This introduction serves as an invitation to join in an on-going journey of discovery. You will not need to buy tickets nor make travel plans. All that's required is your Bible and a quiet place to read and meditate. Together we'll explore the Book of Psalms, Israel’s hymnal and longest collection of poetry.  

Psalm 39:7-13

Smile Again

(7) And now, Lord, for what do I wait? My hope is in you. (8) Deliver me from all my transgressions. Do not make me the scorn of the foolish. (9) I was mute. I do not open my mouth, for it is you that have done it. (10) Take away your stroke from me. I am consumed by the hostility of your hand. (11) When you discipline a man with reproofs for sin, you consume like a moth what is precious to him. Surely all humanity (is merely) a breath. (Selah) (12) Hear my prayer, Yahweh, and listen to my cry for help. Do not be silent at my tears, for I am an alien with you, a sojourner like all my fathers. (13) Turn your gaze away from me that I may smile again before I depart and am no more.

This second half of the psalm reflects the first half in two intriguing ways. First, David again describes himself as speechless as he had previously with the phrase, “I was mute” (cf. vss. 2 & 9). However, his silence this time results from his awareness of sins he had committed (vs. 8), not from a desire to avoid sinning with his mouth in voicing his troubling thoughts to God (vss. 1 & 2).

With the statement, “Surely all humanity (is merely) a breath” (vs. 11), we encounter an almost word-for-word repetition of the sentence David used earlier to describe the brevity of life: “Surely all humanity stands as a mere breath” (vs. 5). Here the emphasis has shifted from human temporality to God’s chastening us for our waywardness.

These changes help us realize that David’s theme in this second half of the psalm has shifted from reflecting on the brevity and insignificance of human life to considering how God disciplines us for our sinfulness. In essence, we bring upon ourselves the griefs and miseries we experience in our swiftly fading lives by our own rebellion. When will we finally learn to walk with Yahweh in trust and obedience rather than follow our own perverse ways?

I.  Waiting on Yahweh for his deliverance  (7 & 8)
II.  Understanding why Yahweh disciplines us  (9-11)
III.  Seeking Yahweh’s mercy in our temporality  (12 & 13)

When we learn to accept Yahweh’s chastisement, we will turn to him, confess our sins, and trust him for deliverance.

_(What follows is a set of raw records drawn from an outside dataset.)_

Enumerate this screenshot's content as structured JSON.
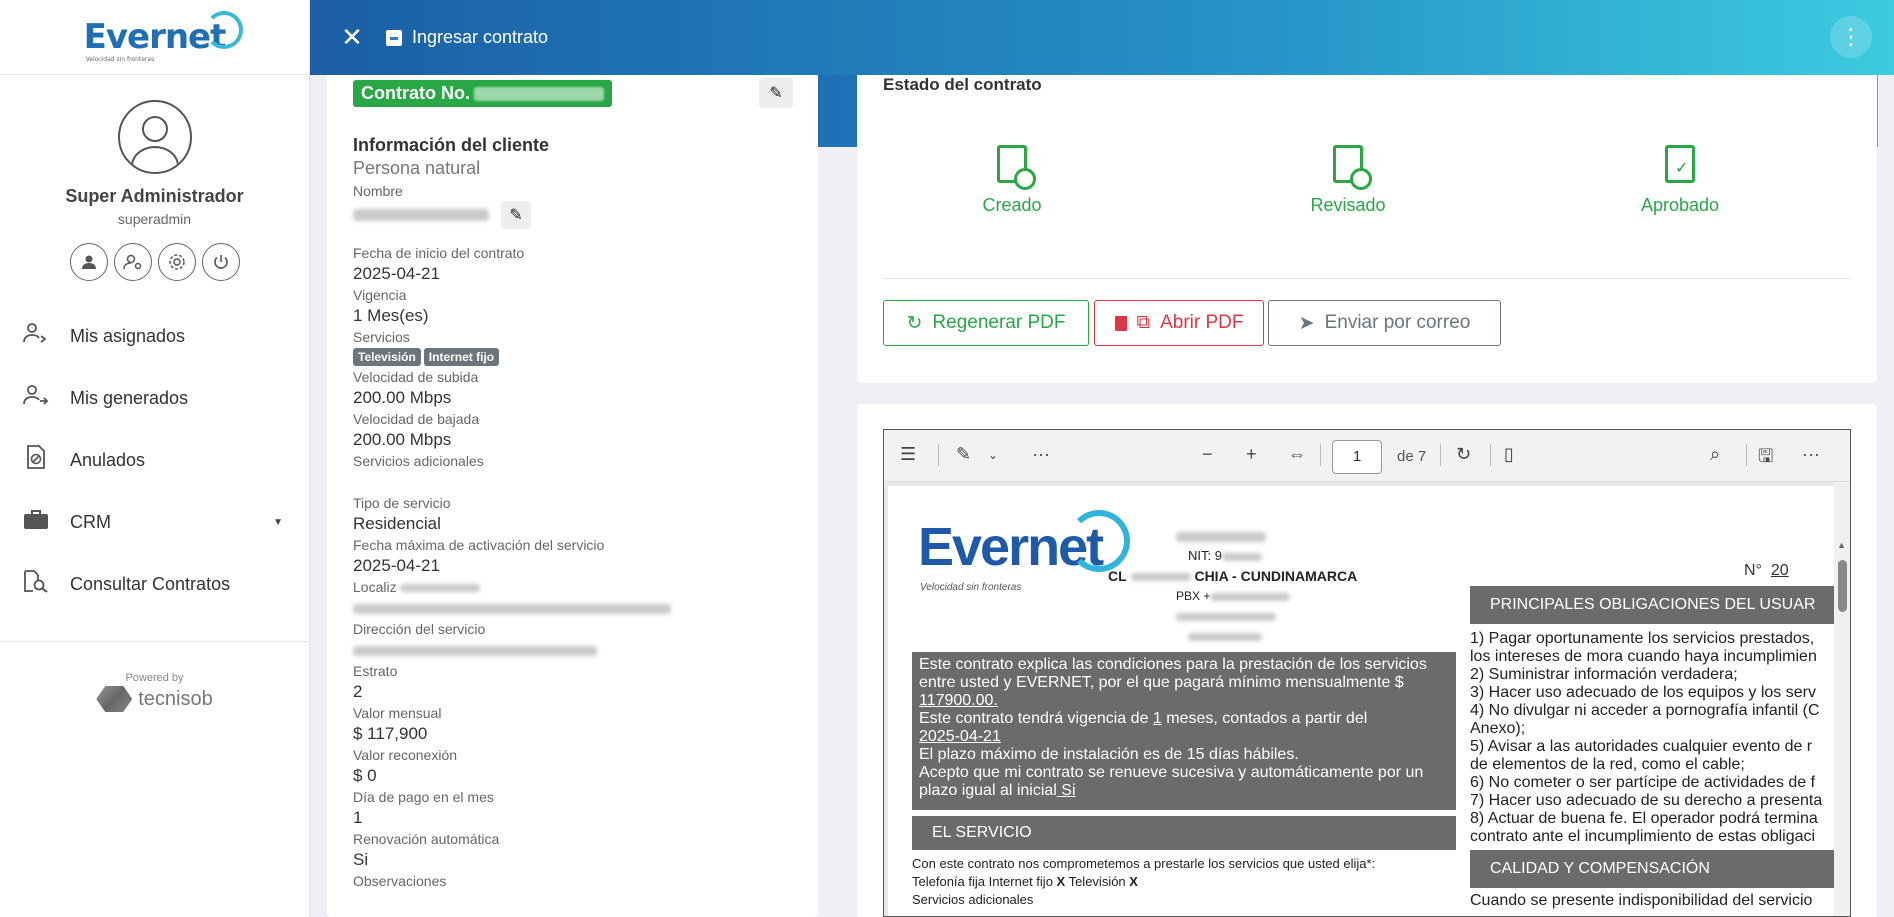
{
  "sidebar": {
    "logo": "Evernet",
    "logo_tagline": "Velocidad sin fronteras",
    "user_name": "Super Administrador",
    "user_role": "superadmin",
    "nav": [
      {
        "label": "Mis asignados",
        "icon": "user-assigned-icon"
      },
      {
        "label": "Mis generados",
        "icon": "user-generated-icon"
      },
      {
        "label": "Anulados",
        "icon": "cancelled-document-icon"
      },
      {
        "label": "CRM",
        "icon": "briefcase-icon"
      },
      {
        "label": "Consultar Contratos",
        "icon": "search-document-icon"
      }
    ],
    "powered_by": "Powered by",
    "powered_brand": "tecnisob"
  },
  "topbar": {
    "title": "Ingresar contrato"
  },
  "contract": {
    "badge": "Contrato No.",
    "section_title": "Información del cliente",
    "person_type": "Persona natural",
    "fields": {
      "nombre_label": "Nombre",
      "fecha_inicio_label": "Fecha de inicio del contrato",
      "fecha_inicio": "2025-04-21",
      "vigencia_label": "Vigencia",
      "vigencia": "1 Mes(es)",
      "servicios_label": "Servicios",
      "servicio_1": "Televisión",
      "servicio_2": "Internet fijo",
      "subida_label": "Velocidad de subida",
      "subida": "200.00 Mbps",
      "bajada_label": "Velocidad de bajada",
      "bajada": "200.00 Mbps",
      "adicionales_label": "Servicios adicionales",
      "tipo_label": "Tipo de servicio",
      "tipo": "Residencial",
      "fecha_max_label": "Fecha máxima de activación del servicio",
      "fecha_max": "2025-04-21",
      "localizacion_label": "Localiz",
      "direccion_label": "Dirección del servicio",
      "estrato_label": "Estrato",
      "estrato": "2",
      "valor_mensual_label": "Valor mensual",
      "valor_mensual": "$ 117,900",
      "valor_reconexion_label": "Valor reconexión",
      "valor_reconexion": "$ 0",
      "dia_pago_label": "Día de pago en el mes",
      "dia_pago": "1",
      "renovacion_label": "Renovación automática",
      "renovacion": "Si",
      "observaciones_label": "Observaciones"
    }
  },
  "estado": {
    "title": "Estado del contrato",
    "states": [
      "Creado",
      "Revisado",
      "Aprobado"
    ],
    "buttons": {
      "regenerar": "Regenerar PDF",
      "abrir": "Abrir PDF",
      "enviar": "Enviar por correo"
    },
    "colors": {
      "green": "#28a745",
      "red": "#dc3545",
      "grey": "#6c757d"
    }
  },
  "pdf": {
    "page": "1",
    "of": "de 7",
    "logo": "Evernet",
    "tagline": "Velocidad sin fronteras",
    "nit": "NIT: 9",
    "address": "CHIA - CUNDINAMARCA",
    "pbx": "PBX +",
    "number_label": "N°",
    "number_visible": "20",
    "intro_lines": [
      "Este contrato explica las condiciones para la prestación de los servicios",
      "entre usted y EVERNET, por el que pagará mínimo mensualmente $",
      "117900.00."
    ],
    "vigencia_line_a": "Este contrato tendrá vigencia de ",
    "vigencia_num": "1",
    "vigencia_line_b": " meses, contados a partir del",
    "vigencia_date": "2025-04-21",
    "plazo_line": "El plazo máximo de instalación es de 15 días hábiles.",
    "acepto_line_1": "Acepto que mi contrato se renueve sucesiva y automáticamente por un",
    "acepto_line_2": "plazo igual al inicial",
    "acepto_si": " Si",
    "servicio_head": "EL SERVICIO",
    "servicio_text": "Con este contrato nos comprometemos a prestarle los servicios que usted elija*:",
    "servicio_opts_a": "Telefonía fija    Internet fijo ",
    "servicio_opts_b": " Televisión ",
    "servicio_mark": "X",
    "servicios_adicionales": "Servicios adicionales",
    "obligaciones_head": "PRINCIPALES OBLIGACIONES DEL USUAR",
    "obligaciones": [
      "1) Pagar oportunamente los servicios prestados,",
      "los intereses de mora cuando haya incumplimien",
      "2) Suministrar información verdadera;",
      "3) Hacer uso adecuado de los equipos y los serv",
      "4) No divulgar ni acceder a pornografía infantil (C",
      "Anexo);",
      "5) Avisar a las autoridades cualquier evento de r",
      "de elementos de la red, como el cable;",
      "6) No cometer o ser partícipe de actividades de f",
      "7) Hacer uso adecuado de su derecho a presenta",
      "8) Actuar de buena fe. El operador podrá termina",
      "contrato ante el incumplimiento de estas obligaci"
    ],
    "calidad_head": "CALIDAD Y COMPENSACIÓN",
    "calidad_text": "Cuando se presente indisponibilidad del servicio"
  }
}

How often have we heard or used the phrase, “I just don’t have time”? Pressured schedules, the demands of those around us, and our seeming inability to order our lives all combine to make life one big scramble. Repeatedly we hear ourselves and others grumbling, “I'm out of time. My schedule is so full. I can never seem to get everything done.” Life seems so short, especially when we, by our own mismanagement and negligence, waste the precious hours that are at our disposal.

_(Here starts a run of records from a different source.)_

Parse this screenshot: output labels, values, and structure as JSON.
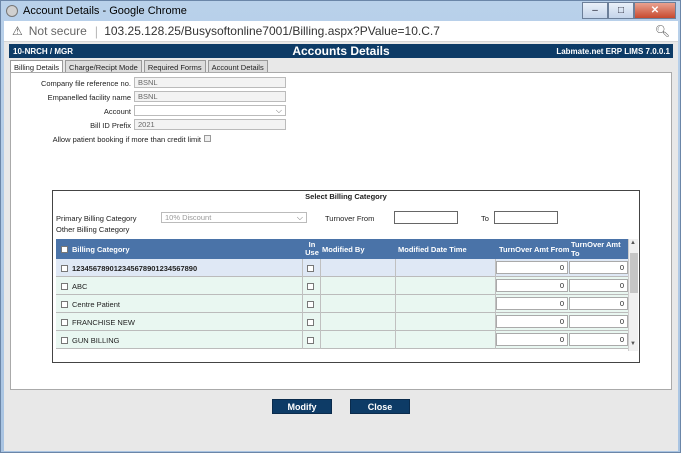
{
  "window": {
    "title": "Account Details - Google Chrome",
    "minimize": "–",
    "maximize": "□",
    "close": "✕"
  },
  "address_bar": {
    "security_label": "Not secure",
    "url": "103.25.128.25/Busysoftonline7001/Billing.aspx?PValue=10.C.7"
  },
  "header": {
    "left": "10-NRCH / MGR",
    "title": "Accounts Details",
    "right": "Labmate.net ERP LIMS 7.0.0.1"
  },
  "tabs": [
    {
      "label": "Billing Details",
      "active": true
    },
    {
      "label": "Charge/Recipt Mode",
      "active": false
    },
    {
      "label": "Required Forms",
      "active": false
    },
    {
      "label": "Account Details",
      "active": false
    }
  ],
  "form": {
    "company_ref_label": "Company file reference no.",
    "company_ref_value": "BSNL",
    "empanelled_label": "Empanelled facility name",
    "empanelled_value": "BSNL",
    "account_label": "Account",
    "account_value": "",
    "bill_prefix_label": "Bill ID Prefix",
    "bill_prefix_value": "2021",
    "allow_booking_label": "Allow patient booking if more than credit limit"
  },
  "billing_panel": {
    "title": "Select Billing Category",
    "primary_label": "Primary Billing Category",
    "primary_value": "10% Discount",
    "other_label": "Other Billing Category",
    "turnover_from_label": "Turnover From",
    "to_label": "To"
  },
  "table": {
    "headers": {
      "category": "Billing Category",
      "in_use": "In Use",
      "modified_by": "Modified By",
      "modified_date": "Modified Date Time",
      "amt_from": "TurnOver Amt From",
      "amt_to": "TurnOver Amt To"
    },
    "rows": [
      {
        "category": "123456789012345678901234567890",
        "from": "0",
        "to": "0",
        "bold": true
      },
      {
        "category": "ABC",
        "from": "0",
        "to": "0"
      },
      {
        "category": "Centre Patient",
        "from": "0",
        "to": "0"
      },
      {
        "category": "FRANCHISE NEW",
        "from": "0",
        "to": "0"
      },
      {
        "category": "GUN BILLING",
        "from": "0",
        "to": "0"
      }
    ]
  },
  "buttons": {
    "modify": "Modify",
    "close": "Close"
  },
  "colors": {
    "header_bg": "#0d3b66",
    "grid_header_bg": "#4a73a8",
    "row_bg": "#e9f7f1",
    "row_selected_bg": "#dfe8f5"
  }
}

Those who study the Gospels observe that Jesus during the three years of his earthly ministry never seemed hurried, never appeared to be under pressure, never expressed a sense of being overwhelmed. Not once did he say, “I don’t have time.” In fact, he gives us a breathtaking invitation in Matthew’s Gospel: “Come to me, all you who are weary and burdened, and I will give you rest. Take my yoke upon you and learn from me, for I am gentle and humble in heart, and you will find rest for your souls. For my yoke is easy and my burden is light” (Mt. 11:28-30).

Note the words, “Learn from me.” From his example we can learn how to live so that every moment counts, how to be relaxed and not feel weary and rushed, how to avoid making things worse by our own sinful behavior. David prayed that he might “smile again” before his life had ended (vs. 13). If we learn to walk with the one who promised to give us rest and put into practice what he teaches us, we will indeed smile again and keep on smiling for the remainder of our lives.

Psalm 40:1-8

Psalm 39:1-6